Excerpts from an interface dataset
Segment Open

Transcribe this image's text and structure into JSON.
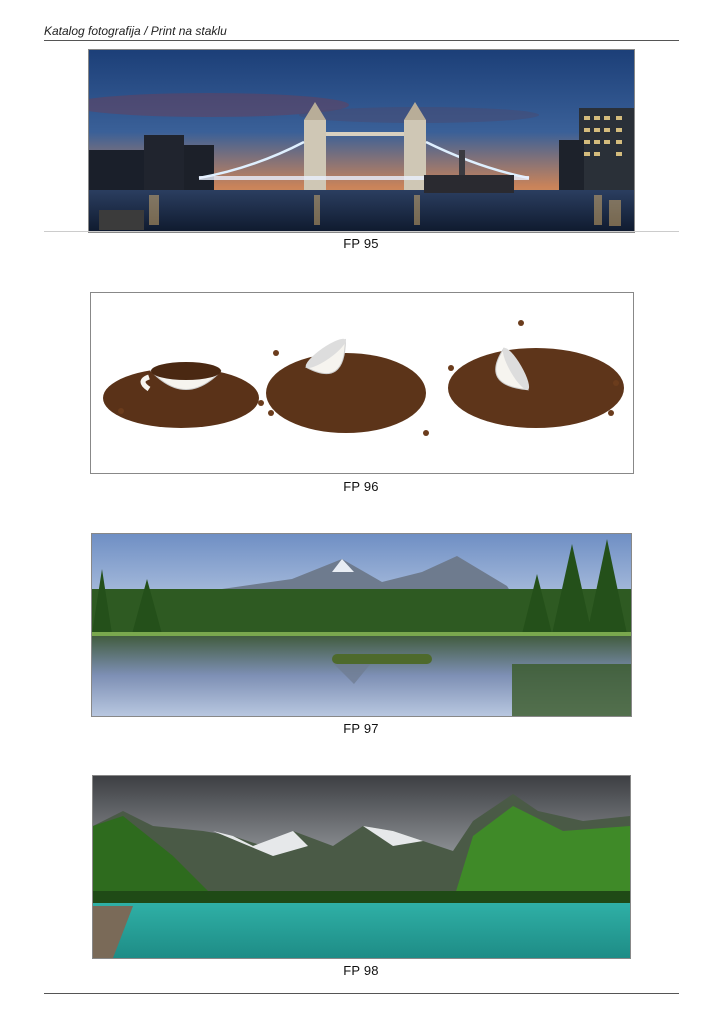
{
  "header": {
    "title": "Katalog fotografija / Print na staklu"
  },
  "items": [
    {
      "code": "FP 95",
      "image": "tower-bridge-london-night"
    },
    {
      "code": "FP 96",
      "image": "coffee-cups-beans"
    },
    {
      "code": "FP 97",
      "image": "forest-lake-mountains-reflection"
    },
    {
      "code": "FP 98",
      "image": "alpine-turquoise-lake"
    }
  ]
}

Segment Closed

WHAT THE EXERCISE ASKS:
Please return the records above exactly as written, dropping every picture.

WORKED SOLUTION:
Transcribe this image's text and structure into JSON.
{
  "header": {
    "title": "Katalog fotografija / Print na staklu"
  },
  "items": [
    {
      "code": "FP 95",
      "image": "tower-bridge-london-night"
    },
    {
      "code": "FP 96",
      "image": "coffee-cups-beans"
    },
    {
      "code": "FP 97",
      "image": "forest-lake-mountains-reflection"
    },
    {
      "code": "FP 98",
      "image": "alpine-turquoise-lake"
    }
  ]
}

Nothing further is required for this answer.